FOARP et.al - my comment is probably very late for this thread, but I have just returned home from six months in China and I am catching up on the China blogosphere - I am a long time occasional reader but very occasional commenter. I don't do read/comment much while in the heavenly kingdom.

Anyway, I wonder whether the attitudes and tone in the china blogosphere have gotten a very sharp turn for the worse in the past six months. For example the crowd at Hidden Harmonies seem to be much more nuts than in the past. An example is here (http://blog.hiddenharmonies.org/2012/12/how-the-nyt-encourages-dehumanization-of-the-han/) where a HH blogger (melektaus) is lashing out on a sympathetic commenter for daring to use the phrase "might have overstated". The irony is that the commenter (NM Cheung) is defending the blogger but that is lost all in a blind rage.. Many other examples like that are round.

So I wonder whether this sharp turn for the worse is related to the fact that this year the US election coincided with the CPC change of guard.
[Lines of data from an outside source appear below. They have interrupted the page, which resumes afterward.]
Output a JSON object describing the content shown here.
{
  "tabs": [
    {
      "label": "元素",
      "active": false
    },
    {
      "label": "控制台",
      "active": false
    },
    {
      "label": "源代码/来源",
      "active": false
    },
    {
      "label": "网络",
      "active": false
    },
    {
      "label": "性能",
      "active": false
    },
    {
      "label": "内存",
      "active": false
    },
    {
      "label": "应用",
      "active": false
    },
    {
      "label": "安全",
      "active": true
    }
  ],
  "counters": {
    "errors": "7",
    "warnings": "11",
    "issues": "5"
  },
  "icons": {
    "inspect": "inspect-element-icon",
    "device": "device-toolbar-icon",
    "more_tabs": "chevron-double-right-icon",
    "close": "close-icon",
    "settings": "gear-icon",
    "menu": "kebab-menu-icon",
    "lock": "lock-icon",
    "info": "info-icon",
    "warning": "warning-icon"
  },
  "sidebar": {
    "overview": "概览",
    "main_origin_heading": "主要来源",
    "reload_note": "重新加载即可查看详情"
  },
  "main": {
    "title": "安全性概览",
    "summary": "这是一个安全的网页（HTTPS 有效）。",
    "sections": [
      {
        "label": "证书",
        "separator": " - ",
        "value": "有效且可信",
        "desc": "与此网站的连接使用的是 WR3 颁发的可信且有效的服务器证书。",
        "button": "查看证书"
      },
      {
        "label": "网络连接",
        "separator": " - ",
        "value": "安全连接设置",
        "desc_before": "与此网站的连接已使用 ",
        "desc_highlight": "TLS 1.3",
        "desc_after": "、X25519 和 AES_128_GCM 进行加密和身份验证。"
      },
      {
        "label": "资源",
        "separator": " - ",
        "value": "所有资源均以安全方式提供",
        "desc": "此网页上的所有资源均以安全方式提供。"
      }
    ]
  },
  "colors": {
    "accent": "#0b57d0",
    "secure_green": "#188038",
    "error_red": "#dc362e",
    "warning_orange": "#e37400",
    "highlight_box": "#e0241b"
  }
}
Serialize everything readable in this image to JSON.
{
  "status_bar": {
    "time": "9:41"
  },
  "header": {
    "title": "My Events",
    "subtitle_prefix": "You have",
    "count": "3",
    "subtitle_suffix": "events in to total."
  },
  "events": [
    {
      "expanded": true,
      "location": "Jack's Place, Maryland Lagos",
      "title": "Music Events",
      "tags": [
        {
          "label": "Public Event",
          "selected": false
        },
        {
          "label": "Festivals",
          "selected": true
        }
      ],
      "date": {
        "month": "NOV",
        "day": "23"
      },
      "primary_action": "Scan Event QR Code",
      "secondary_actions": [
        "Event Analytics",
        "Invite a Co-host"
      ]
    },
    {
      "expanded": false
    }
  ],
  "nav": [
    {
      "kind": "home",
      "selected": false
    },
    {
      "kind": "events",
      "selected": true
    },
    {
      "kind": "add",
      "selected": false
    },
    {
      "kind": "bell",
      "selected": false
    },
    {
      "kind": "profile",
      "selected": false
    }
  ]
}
All the associated theatrics from both sides (Senkaku/Diaoyu, Romney tough on China, etc etc) seem to have not done much good for "east west harmony" - this btw mirrors my experiences over the past six months in China. Or it just might be me and I forget the way it has always been in the blogosphere..

Comments ?

Scottie said...

It depends on the level of criticisms. There are still many criticisms of Chinese gov't on mainland Chinese websites and blogs. Many times these critical comments are deleted, other times they stayed there.

Also, people like prof. Hu Xingdou 胡星斗, who has been quite critical of many of China's policies are still around and offering his opinions. I don't think he has ran into any major problems with the authorities in the past. So it also depends on who the critic is.

As for Liu Xiaobo, given he was involved with June 4th, the government probably see him as the prime target and a repeated offender. I do hope he gets released soon.

But overall, yes, criticisms of the gov't in public can be troublesome. But many Chinese still do it and have been doing it for a long time now. As for HH, given it is an English site, I am not sure how representative it is of Chinese blogsphere, especially of the more critical voices from the Chinese.

Anonymous said...

I believe some intellectuals like Zhang Ming who is a signee of the 08 charter and Yu Jianrong who has called for reforms both turned out to be and still is trouble free with the government. So for some people, they can afford to be more critical of the state publically. And certainly there are criticism of the current regime on Chinese websites. You just have to search for them. This is not to say anyone can be totally trouble free in criticizing the Chinese gov't in China, though.